At Gloveworx, we use tape—two pieces applied horizontally on the ground—as a reference to create a consistent pattern and find the optimal distance and range for your punch.

Before learning how to throw a jab, approach the tape with your feet positioned a little wider than your shoulders. Keep a slight bend in the knees to allow for movement and explosive power. From here, rotate your feet to face 1 o’clock for a sturdy, athletic base position that would have you face your opponent. In this position, keep your shoulders pointed at an angle toward your opponent.

Working on your hand position, keep the right hand up by your ear, as if answering the phone, and the left hand in front of your face, at the same level as the chin. Remember, your chin needs to be tucked firmly into your chest. Hands up, chin down!

For the jab, like all basic boxing punches, the power is generated from the back leg in a proper boxing stance.

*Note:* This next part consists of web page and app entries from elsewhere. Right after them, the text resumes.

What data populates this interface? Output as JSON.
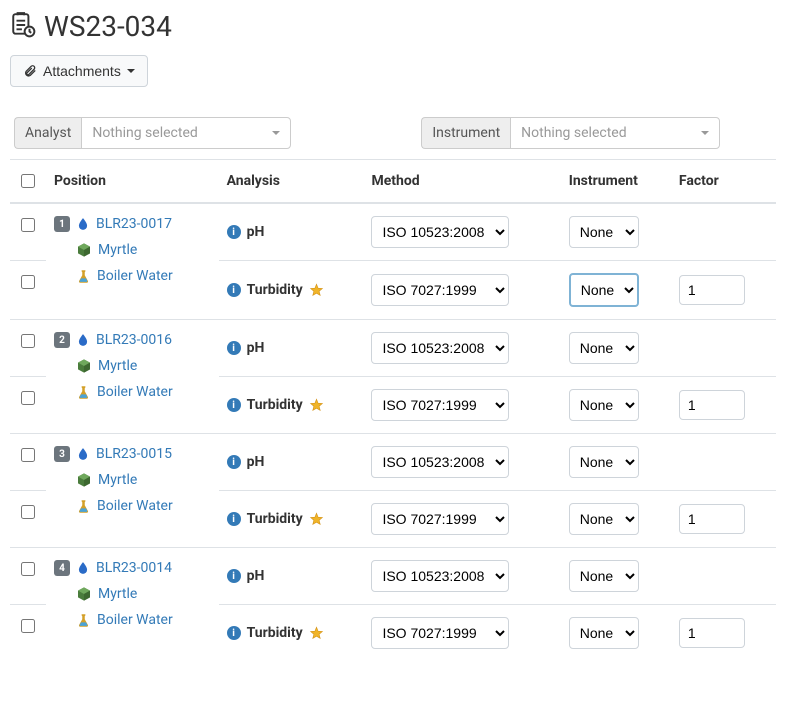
{
  "page": {
    "title": "WS23-034",
    "attachments_button": "Attachments"
  },
  "filters": {
    "analyst_label": "Analyst",
    "analyst_value": "Nothing selected",
    "instrument_label": "Instrument",
    "instrument_value": "Nothing selected"
  },
  "columns": {
    "position": "Position",
    "analysis": "Analysis",
    "method": "Method",
    "instrument": "Instrument",
    "factor": "Factor"
  },
  "instrument_options": {
    "none": "None"
  },
  "method_options": {
    "iso10523": "ISO 10523:2008",
    "iso7027": "ISO 7027:1999"
  },
  "rows": [
    {
      "position": "1",
      "sample_id": "BLR23-0017",
      "client": "Myrtle",
      "sample_type": "Boiler Water",
      "analyses": [
        {
          "name": "pH",
          "starred": false,
          "method": "ISO 10523:2008",
          "instrument": "None",
          "factor": ""
        },
        {
          "name": "Turbidity",
          "starred": true,
          "method": "ISO 7027:1999",
          "instrument": "None",
          "factor": "1",
          "instrument_focused": true
        }
      ]
    },
    {
      "position": "2",
      "sample_id": "BLR23-0016",
      "client": "Myrtle",
      "sample_type": "Boiler Water",
      "analyses": [
        {
          "name": "pH",
          "starred": false,
          "method": "ISO 10523:2008",
          "instrument": "None",
          "factor": ""
        },
        {
          "name": "Turbidity",
          "starred": true,
          "method": "ISO 7027:1999",
          "instrument": "None",
          "factor": "1"
        }
      ]
    },
    {
      "position": "3",
      "sample_id": "BLR23-0015",
      "client": "Myrtle",
      "sample_type": "Boiler Water",
      "analyses": [
        {
          "name": "pH",
          "starred": false,
          "method": "ISO 10523:2008",
          "instrument": "None",
          "factor": ""
        },
        {
          "name": "Turbidity",
          "starred": true,
          "method": "ISO 7027:1999",
          "instrument": "None",
          "factor": "1"
        }
      ]
    },
    {
      "position": "4",
      "sample_id": "BLR23-0014",
      "client": "Myrtle",
      "sample_type": "Boiler Water",
      "analyses": [
        {
          "name": "pH",
          "starred": false,
          "method": "ISO 10523:2008",
          "instrument": "None",
          "factor": ""
        },
        {
          "name": "Turbidity",
          "starred": true,
          "method": "ISO 7027:1999",
          "instrument": "None",
          "factor": "1"
        }
      ]
    }
  ]
}
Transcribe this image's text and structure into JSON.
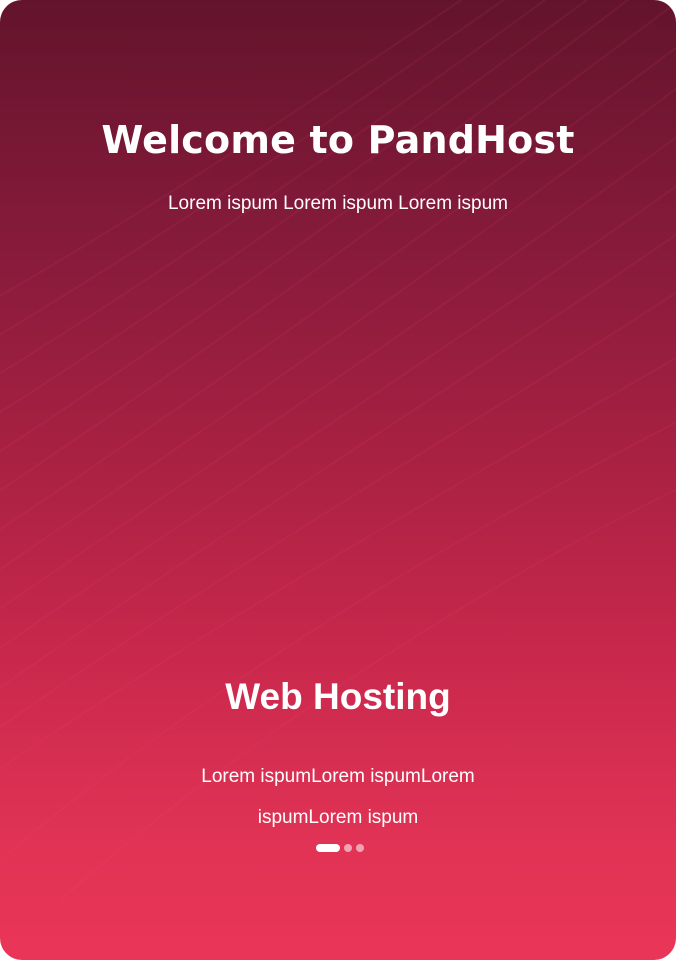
{
  "welcome": {
    "title": "Welcome to PandHost",
    "subtitle": "Lorem ispum Lorem ispum Lorem ispum"
  },
  "slide": {
    "title": "Web Hosting",
    "description": "Lorem ispumLorem ispumLorem ispumLorem ispum"
  },
  "pagination": {
    "total": 3,
    "active_index": 0
  },
  "colors": {
    "gradient_top": "#63142c",
    "gradient_bottom": "#e93558",
    "text": "#ffffff"
  }
}
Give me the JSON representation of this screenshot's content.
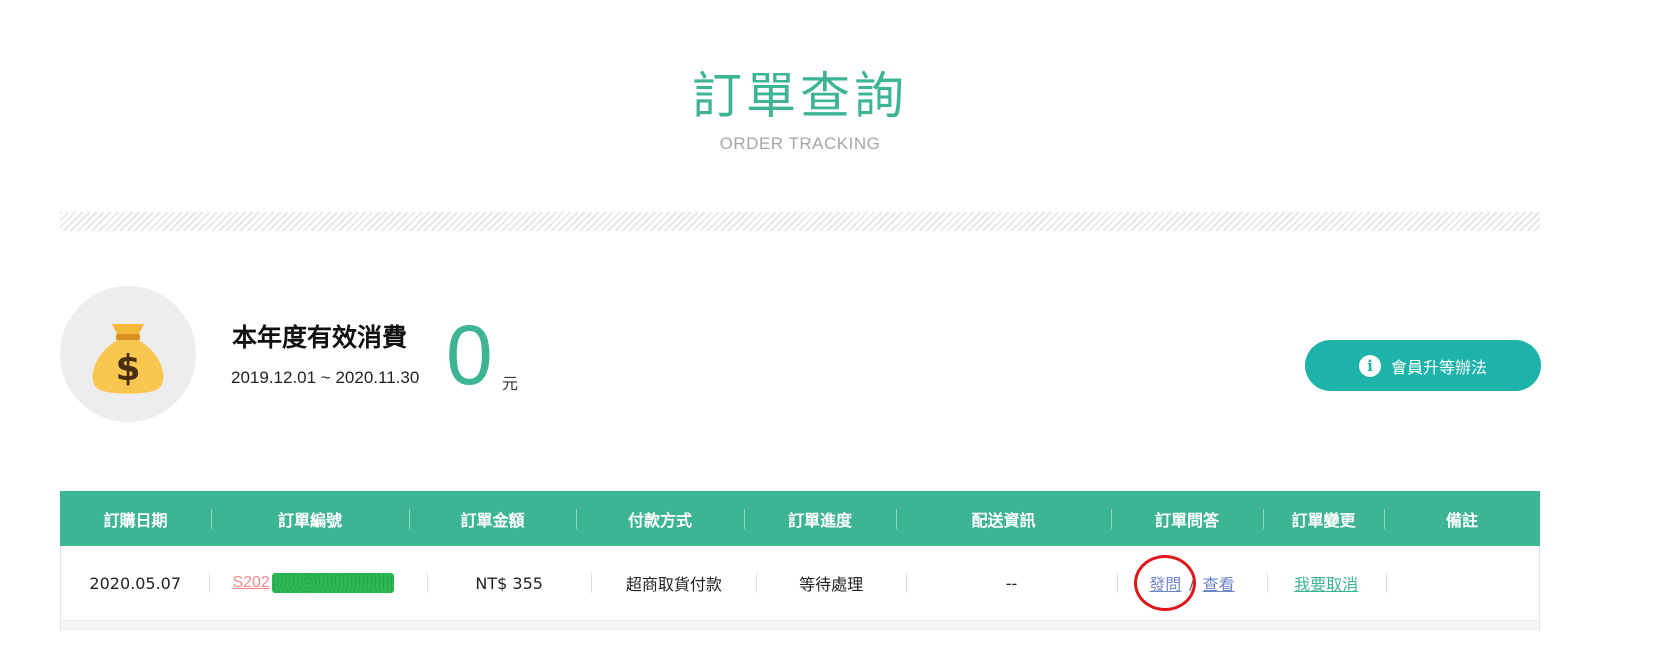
{
  "header": {
    "title": "訂單查詢",
    "subtitle": "ORDER TRACKING"
  },
  "spending": {
    "icon": "money-bag-icon",
    "label": "本年度有效消費",
    "period": "2019.12.01 ~ 2020.11.30",
    "amount": "0",
    "unit": "元"
  },
  "upgrade_button": {
    "icon": "info-icon",
    "label": "會員升等辦法"
  },
  "table": {
    "headers": [
      "訂購日期",
      "訂單編號",
      "訂單金額",
      "付款方式",
      "訂單進度",
      "配送資訊",
      "訂單問答",
      "訂單變更",
      "備註"
    ],
    "rows": [
      {
        "date": "2020.05.07",
        "order_no": "S202",
        "amount": "NT$ 355",
        "payment": "超商取貨付款",
        "status": "等待處理",
        "shipping": "--",
        "qa_ask": "發問",
        "qa_sep": "/",
        "qa_view": "查看",
        "change": "我要取消",
        "note": ""
      }
    ]
  },
  "colors": {
    "accent": "#3db595",
    "button": "#1db2aa",
    "annotation": "#e0161c"
  }
}
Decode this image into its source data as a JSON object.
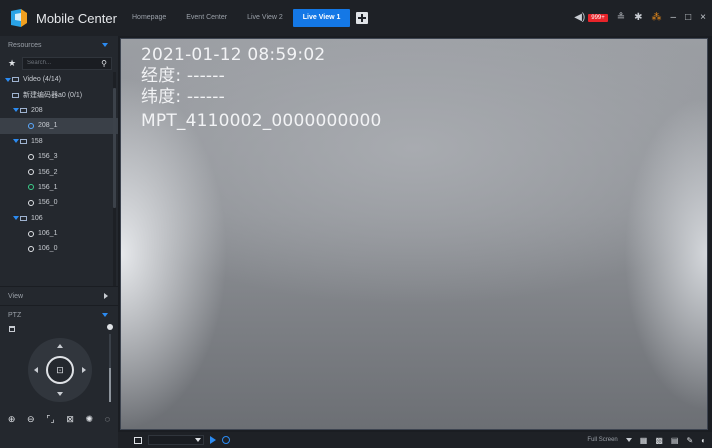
{
  "app": {
    "title": "Mobile Center"
  },
  "tabs": [
    {
      "label": "Homepage",
      "active": false
    },
    {
      "label": "Event Center",
      "active": false
    },
    {
      "label": "Live View 2",
      "active": false
    },
    {
      "label": "Live View 1",
      "active": true
    }
  ],
  "titlebar": {
    "alarm_count": "999+"
  },
  "sidebar": {
    "resources_label": "Resources",
    "search_placeholder": "Search...",
    "tree": [
      {
        "label": "Video (4/14)"
      },
      {
        "label": "新建编码器a0 (0/1)"
      },
      {
        "label": "208"
      },
      {
        "label": "208_1"
      },
      {
        "label": "158"
      },
      {
        "label": "156_3"
      },
      {
        "label": "156_2"
      },
      {
        "label": "156_1"
      },
      {
        "label": "156_0"
      },
      {
        "label": "106"
      },
      {
        "label": "106_1"
      },
      {
        "label": "106_0"
      }
    ],
    "view_label": "View",
    "ptz_label": "PTZ"
  },
  "video": {
    "osd_datetime": "2021-01-12  08:59:02",
    "osd_longitude": "经度: ------",
    "osd_latitude": "纬度: ------",
    "osd_device": "MPT_4110002_0000000000"
  },
  "bottombar": {
    "fullscreen_label": "Full Screen"
  },
  "colors": {
    "accent": "#1478e6",
    "alarm": "#e8242a",
    "online": "#3bd08a"
  }
}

Start by stepping forward to the tape and pushing off of your back leg—this approach is called “step in the hole.”

For right-handed boxers, your left foot will be stepping into the hole with your left hand throwing the punch to land the perfect jab. If you're a lefty, your left foot will be behind, driving the force that will power your punches.

Practice a few steps to determine your reach (or range), which is how close you need to be to deliver a powerful punch. It’s important to determine your range to ensure that you are not over or under extending (stepping too far or too close) and throwing yourself off balance.

Now, it’s crucial to grasp how to combine the action (stepping in the hole) and the extension (the punch). While staying “on the phone” with your right hand, step forward and extend your arm into the jab. At the end of the extension, the arm should be parallel to the ground with the knuckles rotated 180° from their starting position.

You’ve Now Learned How to Throw a Boxing Jab!

To return to your neutral boxing stance, all you have to do is bring your front foot back to its original position and return your extended hand to your chin for critical protection. the jab in boxing is one of the basic punches you can use to put together a powerful combo.

To be able to throw the perfect jab, try adding some shadow boxing to your warm-up before a workout. Shadow boxing in front of a mirror can help you check your boxing anatomy: how is your stance? Are you "holding the phone" to protect your head? Is your wrist rotating as you throw your punch?

Now that you’ve learned about the anatomy of a jab, you can continue on to learn about the other essential punches in the boxing repertoire. Schedule a private training session or join a Gloveworx 101 session to start working on this foundational movement.